**The task**
Read through the records below and copy each line that uses the word "Cinema".

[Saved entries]
Start of Block

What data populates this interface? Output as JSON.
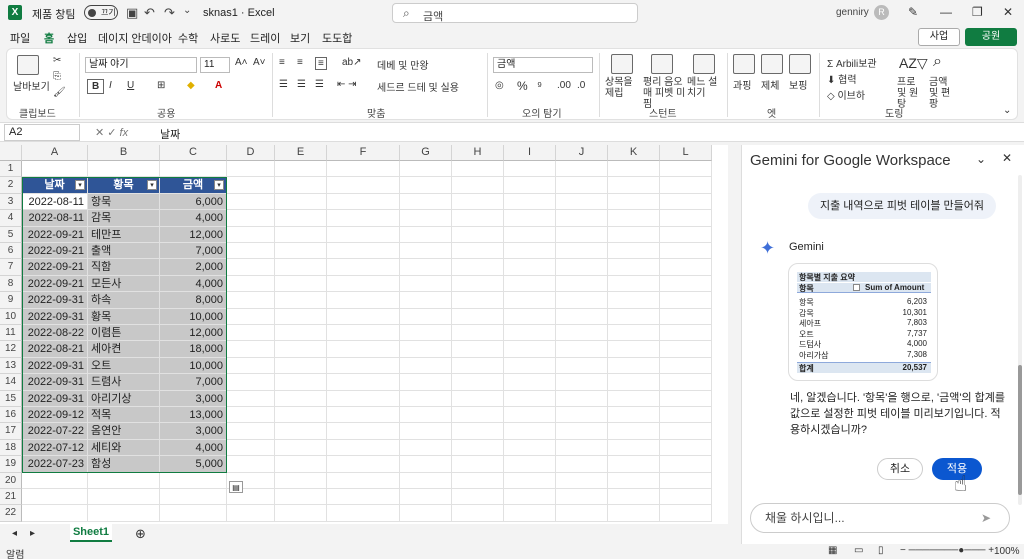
{
  "titlebar": {
    "autosave_label": "제품 창팀",
    "toggle_label": "끄기",
    "filename": "sknas1 · Excel",
    "search_placeholder": "금액",
    "user": "genniry"
  },
  "tabs": [
    "파일",
    "홈",
    "삽입",
    "데이지 안데이아",
    "수학",
    "사로도",
    "드레이",
    "보기",
    "도도합"
  ],
  "active_tab": "홈",
  "share_buttons": {
    "comment": "사업",
    "share": "공원"
  },
  "ribbon": {
    "paste": "날바보기",
    "clipboard_label": "클립보드",
    "font_name": "날짜 야기",
    "font_size": "11",
    "font_label": "공용",
    "align_label": "맞춤",
    "wrap": "데베 및 만왕",
    "merge": "세드르 드테 및 실용",
    "number_format": "금액",
    "number_label": "오의 탐기",
    "cond_format": "상목을 제립",
    "table_format": "평리 음오매 피벳 미핌",
    "cell_styles": "메느 설치기",
    "styles_label": "스턴트",
    "insert": "과핑",
    "delete": "제체",
    "format": "보핑",
    "cells_label": "엣",
    "autosum": "Arbili보관",
    "fill": "협력",
    "clear": "이브하",
    "sort": "프로 및 원탕",
    "find": "금액 및 편팡",
    "editing_label": "도링"
  },
  "formula_bar": {
    "cell_ref": "A2",
    "value": "날짜"
  },
  "columns": [
    "A",
    "B",
    "C",
    "D",
    "E",
    "F",
    "G",
    "H",
    "I",
    "J",
    "K",
    "L"
  ],
  "table": {
    "headers": [
      "날짜",
      "황목",
      "금액"
    ],
    "rows": [
      [
        "2022-08-11",
        "항묵",
        "6,000"
      ],
      [
        "2022-08-11",
        "감목",
        "4,000"
      ],
      [
        "2022-09-21",
        "테만프",
        "12,000"
      ],
      [
        "2022-09-21",
        "출액",
        "7,000"
      ],
      [
        "2022-09-21",
        "직함",
        "2,000"
      ],
      [
        "2022-09-21",
        "모든사",
        "4,000"
      ],
      [
        "2022-09-31",
        "하속",
        "8,000"
      ],
      [
        "2022-09-31",
        "황목",
        "10,000"
      ],
      [
        "2022-08-22",
        "이렴튼",
        "12,000"
      ],
      [
        "2022-08-21",
        "세아켠",
        "18,000"
      ],
      [
        "2022-09-31",
        "오트",
        "10,000"
      ],
      [
        "2022-09-31",
        "드렴사",
        "7,000"
      ],
      [
        "2022-09-31",
        "아리기상",
        "3,000"
      ],
      [
        "2022-09-12",
        "적목",
        "13,000"
      ],
      [
        "2022-07-22",
        "옴연안",
        "3,000"
      ],
      [
        "2022-07-12",
        "세티와",
        "4,000"
      ],
      [
        "2022-07-23",
        "함성",
        "5,000"
      ]
    ]
  },
  "row_numbers": [
    "1",
    "2",
    "3",
    "4",
    "5",
    "6",
    "7",
    "8",
    "9",
    "10",
    "11",
    "12",
    "13",
    "14",
    "15",
    "16",
    "17",
    "18",
    "19",
    "20",
    "21",
    "22"
  ],
  "sheet_tab": "Sheet1",
  "status": {
    "left": "알렴",
    "zoom": "100%"
  },
  "gemini": {
    "title": "Gemini for Google Workspace",
    "user_message": "지출 내역으로 피벗 테이블 만들어줘",
    "name": "Gemini",
    "pivot": {
      "title": "항목별 지출 요약",
      "col1": "항목",
      "col2": "Sum of Amount",
      "rows": [
        [
          "항목",
          "6,203"
        ],
        [
          "감목",
          "10,301"
        ],
        [
          "세아프",
          "7,803"
        ],
        [
          "오트",
          "7,737"
        ],
        [
          "드텀사",
          "4,000"
        ],
        [
          "아리가삼",
          "7,308"
        ]
      ],
      "total_label": "합계",
      "total_value": "20,537"
    },
    "answer": "네, 알겠습니다. '항목'을 행으로, '금액'의 합계를 값으로 설정한 피벗 테이블 미리보기입니다. 적용하시겠습니까?",
    "cancel": "취소",
    "apply": "적용",
    "input_placeholder": "채울 하시입니..."
  }
}
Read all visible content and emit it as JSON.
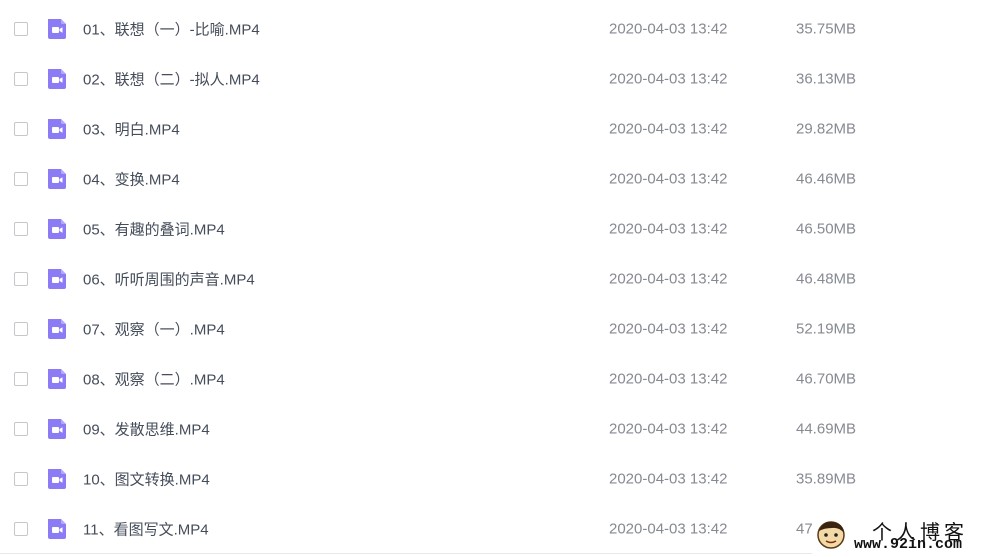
{
  "icon": {
    "name": "video-file-icon",
    "color": "#8b7cf6"
  },
  "files": [
    {
      "name": "01、联想（一）-比喻.MP4",
      "date": "2020-04-03 13:42",
      "size": "35.75MB"
    },
    {
      "name": "02、联想（二）-拟人.MP4",
      "date": "2020-04-03 13:42",
      "size": "36.13MB"
    },
    {
      "name": "03、明白.MP4",
      "date": "2020-04-03 13:42",
      "size": "29.82MB"
    },
    {
      "name": "04、变换.MP4",
      "date": "2020-04-03 13:42",
      "size": "46.46MB"
    },
    {
      "name": "05、有趣的叠词.MP4",
      "date": "2020-04-03 13:42",
      "size": "46.50MB"
    },
    {
      "name": "06、听听周围的声音.MP4",
      "date": "2020-04-03 13:42",
      "size": "46.48MB"
    },
    {
      "name": "07、观察（一）.MP4",
      "date": "2020-04-03 13:42",
      "size": "52.19MB"
    },
    {
      "name": "08、观察（二）.MP4",
      "date": "2020-04-03 13:42",
      "size": "46.70MB"
    },
    {
      "name": "09、发散思维.MP4",
      "date": "2020-04-03 13:42",
      "size": "44.69MB"
    },
    {
      "name": "10、图文转换.MP4",
      "date": "2020-04-03 13:42",
      "size": "35.89MB"
    },
    {
      "name": "11、看图写文.MP4",
      "date": "2020-04-03 13:42",
      "size": "47"
    }
  ],
  "watermark": {
    "title": "个人博客",
    "url": "www.92in.com"
  }
}
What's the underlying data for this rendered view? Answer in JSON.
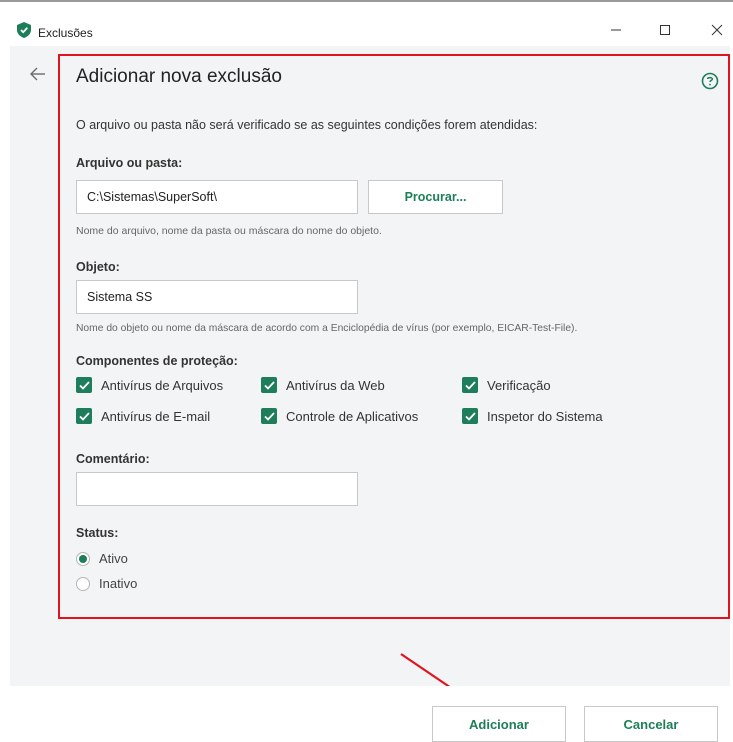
{
  "window": {
    "title": "Exclusões",
    "minimize_label": "–",
    "maximize_label": "□",
    "close_label": "×"
  },
  "page": {
    "back_label": "←",
    "title": "Adicionar nova exclusão",
    "description": "O arquivo ou pasta não será verificado se as seguintes condições forem atendidas:"
  },
  "file_or_folder": {
    "label": "Arquivo ou pasta:",
    "value": "C:\\Sistemas\\SuperSoft\\",
    "browse_label": "Procurar...",
    "hint": "Nome do arquivo, nome da pasta ou máscara do nome do objeto."
  },
  "object": {
    "label": "Objeto:",
    "value": "Sistema SS",
    "hint": "Nome do objeto ou nome da máscara de acordo com a Enciclopédia de vírus (por exemplo, EICAR-Test-File)."
  },
  "components": {
    "label": "Componentes de proteção:",
    "items": [
      {
        "label": "Antivírus de Arquivos",
        "checked": true
      },
      {
        "label": "Antivírus da Web",
        "checked": true
      },
      {
        "label": "Verificação",
        "checked": true
      },
      {
        "label": "Antivírus de E-mail",
        "checked": true
      },
      {
        "label": "Controle de Aplicativos",
        "checked": true
      },
      {
        "label": "Inspetor do Sistema",
        "checked": true
      }
    ]
  },
  "comment": {
    "label": "Comentário:",
    "value": ""
  },
  "status": {
    "label": "Status:",
    "options": [
      {
        "label": "Ativo",
        "selected": true
      },
      {
        "label": "Inativo",
        "selected": false
      }
    ]
  },
  "footer": {
    "add_label": "Adicionar",
    "cancel_label": "Cancelar"
  },
  "colors": {
    "accent": "#1e7d5a",
    "highlight": "#e0141f"
  },
  "icons": {
    "app": "shield-icon",
    "help": "help-icon",
    "back": "back-arrow-icon",
    "check": "check-icon"
  }
}
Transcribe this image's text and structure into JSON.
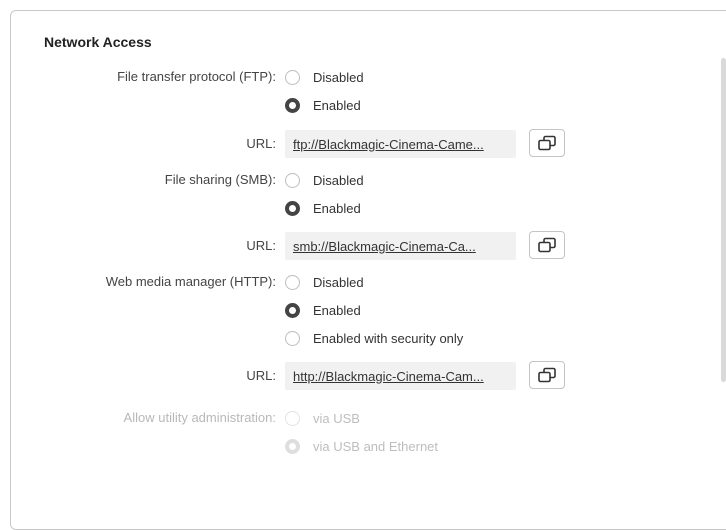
{
  "section": {
    "title": "Network Access"
  },
  "ftp": {
    "label": "File transfer protocol (FTP):",
    "options": [
      "Disabled",
      "Enabled"
    ],
    "selected": "Enabled",
    "url_label": "URL:",
    "url": "ftp://Blackmagic-Cinema-Came..."
  },
  "smb": {
    "label": "File sharing (SMB):",
    "options": [
      "Disabled",
      "Enabled"
    ],
    "selected": "Enabled",
    "url_label": "URL:",
    "url": "smb://Blackmagic-Cinema-Ca..."
  },
  "http": {
    "label": "Web media manager (HTTP):",
    "options": [
      "Disabled",
      "Enabled",
      "Enabled with security only"
    ],
    "selected": "Enabled",
    "url_label": "URL:",
    "url": "http://Blackmagic-Cinema-Cam..."
  },
  "utility": {
    "label": "Allow utility administration:",
    "options": [
      "via USB",
      "via USB and Ethernet"
    ],
    "selected": "via USB and Ethernet",
    "disabled": true
  },
  "icons": {
    "copy": "copy-icon"
  },
  "colors": {
    "panel_border": "#c9c9c9",
    "selected_radio": "#444444",
    "url_background": "#f1f1f1",
    "disabled_text": "#b8b8b8"
  }
}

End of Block

**Response for this exercise**
    "url": "ftp://Blackmagic-Cinema-Came..."
    "url": "smb://Blackmagic-Cinema-Ca..."
    "url": "http://Blackmagic-Cinema-Cam..."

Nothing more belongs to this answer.